------ Data to examine ------

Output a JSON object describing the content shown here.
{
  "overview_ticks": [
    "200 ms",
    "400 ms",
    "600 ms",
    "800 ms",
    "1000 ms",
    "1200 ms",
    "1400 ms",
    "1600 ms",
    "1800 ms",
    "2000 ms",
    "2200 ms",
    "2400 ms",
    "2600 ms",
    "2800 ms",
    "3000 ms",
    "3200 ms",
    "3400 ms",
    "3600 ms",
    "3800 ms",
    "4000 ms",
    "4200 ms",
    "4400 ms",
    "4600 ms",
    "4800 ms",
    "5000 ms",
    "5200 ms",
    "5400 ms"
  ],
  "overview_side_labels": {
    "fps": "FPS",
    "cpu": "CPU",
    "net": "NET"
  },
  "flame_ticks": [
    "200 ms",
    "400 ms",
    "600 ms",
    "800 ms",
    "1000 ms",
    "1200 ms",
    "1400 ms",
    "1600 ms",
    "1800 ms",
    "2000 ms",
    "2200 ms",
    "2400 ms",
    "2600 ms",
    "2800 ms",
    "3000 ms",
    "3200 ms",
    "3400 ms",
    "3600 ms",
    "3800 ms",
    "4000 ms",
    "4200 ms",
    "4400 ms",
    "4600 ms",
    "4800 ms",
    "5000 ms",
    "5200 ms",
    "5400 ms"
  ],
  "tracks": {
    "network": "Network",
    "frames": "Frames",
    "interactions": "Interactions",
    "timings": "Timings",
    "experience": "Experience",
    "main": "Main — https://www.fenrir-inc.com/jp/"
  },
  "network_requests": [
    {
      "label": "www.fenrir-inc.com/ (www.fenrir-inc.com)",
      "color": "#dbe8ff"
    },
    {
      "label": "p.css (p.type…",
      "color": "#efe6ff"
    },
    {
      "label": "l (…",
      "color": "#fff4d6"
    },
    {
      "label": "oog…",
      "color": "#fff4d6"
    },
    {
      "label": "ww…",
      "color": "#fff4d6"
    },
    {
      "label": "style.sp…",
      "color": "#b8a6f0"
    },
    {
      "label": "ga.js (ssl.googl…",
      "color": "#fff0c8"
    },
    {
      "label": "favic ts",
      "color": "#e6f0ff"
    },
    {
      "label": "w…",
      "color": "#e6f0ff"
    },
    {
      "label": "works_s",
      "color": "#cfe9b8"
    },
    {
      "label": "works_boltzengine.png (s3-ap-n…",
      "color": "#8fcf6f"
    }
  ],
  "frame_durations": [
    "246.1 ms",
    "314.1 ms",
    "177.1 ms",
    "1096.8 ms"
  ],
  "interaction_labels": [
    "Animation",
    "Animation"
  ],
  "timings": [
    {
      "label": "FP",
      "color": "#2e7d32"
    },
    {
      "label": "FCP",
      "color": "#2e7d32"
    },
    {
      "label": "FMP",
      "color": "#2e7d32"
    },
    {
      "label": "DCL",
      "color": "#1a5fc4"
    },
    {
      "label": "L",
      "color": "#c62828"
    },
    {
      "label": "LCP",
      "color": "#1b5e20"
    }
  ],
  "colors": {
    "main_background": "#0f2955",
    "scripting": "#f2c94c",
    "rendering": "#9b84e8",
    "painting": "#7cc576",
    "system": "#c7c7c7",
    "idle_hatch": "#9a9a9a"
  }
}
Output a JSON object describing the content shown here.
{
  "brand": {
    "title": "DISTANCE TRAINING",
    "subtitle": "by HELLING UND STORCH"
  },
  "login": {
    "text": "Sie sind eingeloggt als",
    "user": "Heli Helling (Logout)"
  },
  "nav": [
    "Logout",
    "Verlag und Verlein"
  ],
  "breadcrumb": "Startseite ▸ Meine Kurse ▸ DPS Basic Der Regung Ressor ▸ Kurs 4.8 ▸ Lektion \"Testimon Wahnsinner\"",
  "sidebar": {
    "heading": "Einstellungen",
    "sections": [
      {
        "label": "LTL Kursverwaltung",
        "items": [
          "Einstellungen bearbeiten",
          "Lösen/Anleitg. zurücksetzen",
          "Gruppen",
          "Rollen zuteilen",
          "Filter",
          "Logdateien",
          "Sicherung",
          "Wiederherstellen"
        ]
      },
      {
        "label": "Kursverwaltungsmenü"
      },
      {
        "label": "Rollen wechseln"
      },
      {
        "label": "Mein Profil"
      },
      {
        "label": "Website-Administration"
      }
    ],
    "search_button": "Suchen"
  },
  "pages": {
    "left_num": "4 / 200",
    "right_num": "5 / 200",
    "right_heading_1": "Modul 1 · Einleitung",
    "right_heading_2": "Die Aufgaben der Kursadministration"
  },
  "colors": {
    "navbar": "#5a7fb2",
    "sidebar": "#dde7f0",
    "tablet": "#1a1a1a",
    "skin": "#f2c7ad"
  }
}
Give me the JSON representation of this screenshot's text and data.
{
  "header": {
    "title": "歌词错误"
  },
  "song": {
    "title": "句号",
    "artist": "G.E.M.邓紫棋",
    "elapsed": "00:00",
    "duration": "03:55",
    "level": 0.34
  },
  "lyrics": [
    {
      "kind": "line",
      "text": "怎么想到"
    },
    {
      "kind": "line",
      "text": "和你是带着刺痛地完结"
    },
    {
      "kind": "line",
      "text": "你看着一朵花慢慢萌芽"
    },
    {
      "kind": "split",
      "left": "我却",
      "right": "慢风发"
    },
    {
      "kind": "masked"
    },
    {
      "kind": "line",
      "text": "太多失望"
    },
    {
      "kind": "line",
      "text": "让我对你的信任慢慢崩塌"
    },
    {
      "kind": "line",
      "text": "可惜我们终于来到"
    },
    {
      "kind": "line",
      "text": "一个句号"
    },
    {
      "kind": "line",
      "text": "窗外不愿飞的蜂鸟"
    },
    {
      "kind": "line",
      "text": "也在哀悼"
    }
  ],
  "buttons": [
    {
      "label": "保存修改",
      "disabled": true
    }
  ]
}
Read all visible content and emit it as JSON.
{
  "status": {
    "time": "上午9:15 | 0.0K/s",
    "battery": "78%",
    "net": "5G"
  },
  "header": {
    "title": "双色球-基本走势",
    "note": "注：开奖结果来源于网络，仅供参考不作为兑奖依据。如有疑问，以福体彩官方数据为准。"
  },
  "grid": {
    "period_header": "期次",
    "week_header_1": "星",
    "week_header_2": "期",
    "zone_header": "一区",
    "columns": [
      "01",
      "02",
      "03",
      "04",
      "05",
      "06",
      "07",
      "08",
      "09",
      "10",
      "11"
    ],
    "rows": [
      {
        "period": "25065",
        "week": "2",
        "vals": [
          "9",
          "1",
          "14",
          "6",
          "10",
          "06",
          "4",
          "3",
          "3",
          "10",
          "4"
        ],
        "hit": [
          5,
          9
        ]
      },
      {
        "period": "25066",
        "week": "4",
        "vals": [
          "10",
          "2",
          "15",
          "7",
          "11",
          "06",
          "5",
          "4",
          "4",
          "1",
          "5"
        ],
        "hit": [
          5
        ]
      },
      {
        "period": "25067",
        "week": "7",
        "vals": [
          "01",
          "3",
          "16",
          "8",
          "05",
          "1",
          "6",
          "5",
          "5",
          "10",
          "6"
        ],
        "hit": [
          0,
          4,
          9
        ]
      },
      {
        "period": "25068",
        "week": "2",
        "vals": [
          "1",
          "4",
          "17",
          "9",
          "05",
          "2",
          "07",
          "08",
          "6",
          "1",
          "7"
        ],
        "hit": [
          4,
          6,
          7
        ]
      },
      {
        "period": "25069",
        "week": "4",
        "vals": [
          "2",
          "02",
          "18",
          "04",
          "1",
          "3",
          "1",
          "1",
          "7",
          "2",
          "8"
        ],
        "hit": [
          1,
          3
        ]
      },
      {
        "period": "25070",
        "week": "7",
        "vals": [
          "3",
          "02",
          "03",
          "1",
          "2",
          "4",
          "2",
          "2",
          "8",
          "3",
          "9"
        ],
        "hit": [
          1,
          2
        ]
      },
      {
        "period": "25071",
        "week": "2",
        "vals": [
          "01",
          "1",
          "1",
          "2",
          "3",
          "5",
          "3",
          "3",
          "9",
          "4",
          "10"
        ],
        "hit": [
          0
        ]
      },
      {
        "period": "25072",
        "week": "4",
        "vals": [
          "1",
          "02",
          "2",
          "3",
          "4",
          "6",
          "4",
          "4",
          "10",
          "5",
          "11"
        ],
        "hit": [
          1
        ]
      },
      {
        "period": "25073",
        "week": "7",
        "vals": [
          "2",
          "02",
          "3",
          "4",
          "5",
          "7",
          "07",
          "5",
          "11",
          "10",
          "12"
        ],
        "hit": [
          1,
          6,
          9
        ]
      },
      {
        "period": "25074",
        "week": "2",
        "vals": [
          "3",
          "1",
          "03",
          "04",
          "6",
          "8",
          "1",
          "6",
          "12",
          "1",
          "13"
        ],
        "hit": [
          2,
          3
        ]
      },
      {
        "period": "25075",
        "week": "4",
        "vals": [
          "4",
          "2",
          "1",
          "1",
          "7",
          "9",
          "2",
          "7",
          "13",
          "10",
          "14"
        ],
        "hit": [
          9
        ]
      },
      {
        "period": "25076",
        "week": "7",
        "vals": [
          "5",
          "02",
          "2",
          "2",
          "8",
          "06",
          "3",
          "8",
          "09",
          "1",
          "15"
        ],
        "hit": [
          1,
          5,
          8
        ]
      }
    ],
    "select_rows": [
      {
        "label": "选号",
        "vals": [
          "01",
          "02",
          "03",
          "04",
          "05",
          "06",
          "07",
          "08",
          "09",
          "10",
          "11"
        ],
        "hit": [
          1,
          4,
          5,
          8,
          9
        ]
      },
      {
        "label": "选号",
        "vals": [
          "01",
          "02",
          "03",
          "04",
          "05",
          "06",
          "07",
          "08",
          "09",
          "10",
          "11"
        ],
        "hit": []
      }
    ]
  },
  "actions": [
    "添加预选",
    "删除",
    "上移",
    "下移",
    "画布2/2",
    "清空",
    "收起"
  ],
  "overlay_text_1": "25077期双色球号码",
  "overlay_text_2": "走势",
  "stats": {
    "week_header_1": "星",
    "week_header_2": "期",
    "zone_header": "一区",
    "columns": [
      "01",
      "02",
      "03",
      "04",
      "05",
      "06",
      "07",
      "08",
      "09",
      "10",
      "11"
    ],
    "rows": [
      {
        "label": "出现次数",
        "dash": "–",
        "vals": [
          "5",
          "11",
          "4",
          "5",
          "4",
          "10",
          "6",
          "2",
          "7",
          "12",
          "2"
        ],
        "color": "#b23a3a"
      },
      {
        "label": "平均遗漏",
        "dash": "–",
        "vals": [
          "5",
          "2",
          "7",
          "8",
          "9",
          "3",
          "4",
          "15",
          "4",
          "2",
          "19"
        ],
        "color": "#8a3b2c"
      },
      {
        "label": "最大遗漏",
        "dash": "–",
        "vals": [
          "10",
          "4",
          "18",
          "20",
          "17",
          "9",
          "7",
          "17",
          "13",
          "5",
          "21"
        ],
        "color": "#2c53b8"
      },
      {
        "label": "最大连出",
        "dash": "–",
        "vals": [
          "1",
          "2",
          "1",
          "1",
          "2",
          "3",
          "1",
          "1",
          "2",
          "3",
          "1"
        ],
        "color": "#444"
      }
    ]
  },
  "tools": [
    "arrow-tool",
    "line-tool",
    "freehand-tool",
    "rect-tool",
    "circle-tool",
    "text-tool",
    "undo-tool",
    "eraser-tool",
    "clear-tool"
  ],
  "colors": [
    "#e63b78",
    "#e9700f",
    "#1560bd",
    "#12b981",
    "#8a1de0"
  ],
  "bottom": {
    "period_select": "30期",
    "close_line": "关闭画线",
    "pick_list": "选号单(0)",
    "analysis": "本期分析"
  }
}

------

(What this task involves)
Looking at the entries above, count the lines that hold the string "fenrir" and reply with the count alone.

(Response area)
2